President Obama's contraception mandate is helping him enormously with female voters, a new USA Today/Gallup poll says.
The survey found that Mitt Romney has made enormous gains with female voters — the candidates were tied among women who are likely to vote, and Obama had a nine-point lead among registered female voters. Concern over the economy has helped Romney erode what was once a sizable gender gap.
Romney and Rep. Paul Ryan (R-Wis.) have attacked the administration's contraception mandate as an assault on religious liberty. But the USA Today poll indicates that emphasizing the policy could help Obama more than Romney.
A greater emphasis on abortion rights could also help bolster Obama's standing with female voters, according to the USA Today poll. Nearly 40 percent of women cited abortion as the most important election issue for women. And respondents who cited abortion preferred Obama by a 3-1 margin.
"That could signal an opening for Obama among women in the second debate and the final 21 days of the campaign," USA Today said in its write-up of the poll results.
The administration's contraception mandate could also help Obama with women.
Thirty-one percent of female voters said birth control policy will be "extremely important" in influencing their vote. And Obama holds a 21-point advantage over Romney — 56 to 35 percent — on the issue.
The Obama campaign has made the contraception debate a central thrust of its effort to win over female voters. Obama highlights the policy in his stump speech, and he has campaigned with Sandra Fluke, the law student who rose to prominence after being attacked for her support of the administration's mandate.
The administration's policy requires most employers to cover birth control in their employees' health plans without charging a co-pay or deductible. Churches and houses of worship are exempt.
Religious-affiliated institutions like Catholic hospitals do not have to directly offer or pay for contraception coverage; their employees will be able to obtain contraception through the insurance company, still without any cost-sharing.

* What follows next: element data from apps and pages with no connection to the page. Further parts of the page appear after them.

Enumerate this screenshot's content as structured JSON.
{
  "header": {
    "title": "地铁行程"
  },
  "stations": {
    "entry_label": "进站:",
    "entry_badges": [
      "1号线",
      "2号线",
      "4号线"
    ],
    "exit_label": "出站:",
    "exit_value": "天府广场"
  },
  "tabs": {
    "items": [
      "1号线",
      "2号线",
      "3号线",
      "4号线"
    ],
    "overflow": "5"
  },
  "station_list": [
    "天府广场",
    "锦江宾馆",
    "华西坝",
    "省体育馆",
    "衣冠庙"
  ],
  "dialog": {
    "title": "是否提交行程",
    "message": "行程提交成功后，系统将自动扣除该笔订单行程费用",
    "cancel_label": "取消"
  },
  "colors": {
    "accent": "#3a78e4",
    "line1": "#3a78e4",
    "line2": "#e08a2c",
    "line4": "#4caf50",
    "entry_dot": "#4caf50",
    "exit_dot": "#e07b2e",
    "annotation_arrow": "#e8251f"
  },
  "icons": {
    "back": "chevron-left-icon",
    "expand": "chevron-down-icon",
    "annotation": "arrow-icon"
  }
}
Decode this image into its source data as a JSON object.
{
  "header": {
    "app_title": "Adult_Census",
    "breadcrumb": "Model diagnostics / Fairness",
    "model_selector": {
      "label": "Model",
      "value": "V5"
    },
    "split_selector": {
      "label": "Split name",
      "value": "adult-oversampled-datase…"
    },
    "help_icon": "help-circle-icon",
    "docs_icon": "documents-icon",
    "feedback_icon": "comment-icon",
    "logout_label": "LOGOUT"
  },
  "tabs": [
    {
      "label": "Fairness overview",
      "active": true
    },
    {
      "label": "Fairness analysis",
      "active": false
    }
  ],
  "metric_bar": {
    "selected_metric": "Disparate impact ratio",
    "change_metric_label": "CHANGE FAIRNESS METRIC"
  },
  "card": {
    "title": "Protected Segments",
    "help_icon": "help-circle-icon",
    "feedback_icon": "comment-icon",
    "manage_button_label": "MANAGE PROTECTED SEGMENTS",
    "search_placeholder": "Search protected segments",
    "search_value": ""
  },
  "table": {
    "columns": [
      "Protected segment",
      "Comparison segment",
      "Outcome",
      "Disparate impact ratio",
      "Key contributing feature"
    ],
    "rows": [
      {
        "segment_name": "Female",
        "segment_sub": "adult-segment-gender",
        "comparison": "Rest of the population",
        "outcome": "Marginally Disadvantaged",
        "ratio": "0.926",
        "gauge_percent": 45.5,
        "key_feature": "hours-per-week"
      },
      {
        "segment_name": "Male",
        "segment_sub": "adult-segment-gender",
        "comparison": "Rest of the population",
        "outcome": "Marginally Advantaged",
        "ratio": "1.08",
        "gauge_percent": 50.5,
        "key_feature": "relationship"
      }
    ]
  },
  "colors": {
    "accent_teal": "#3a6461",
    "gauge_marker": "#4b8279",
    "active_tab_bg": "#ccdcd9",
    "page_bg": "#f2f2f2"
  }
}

Several religious institutions are challenging the policy in court.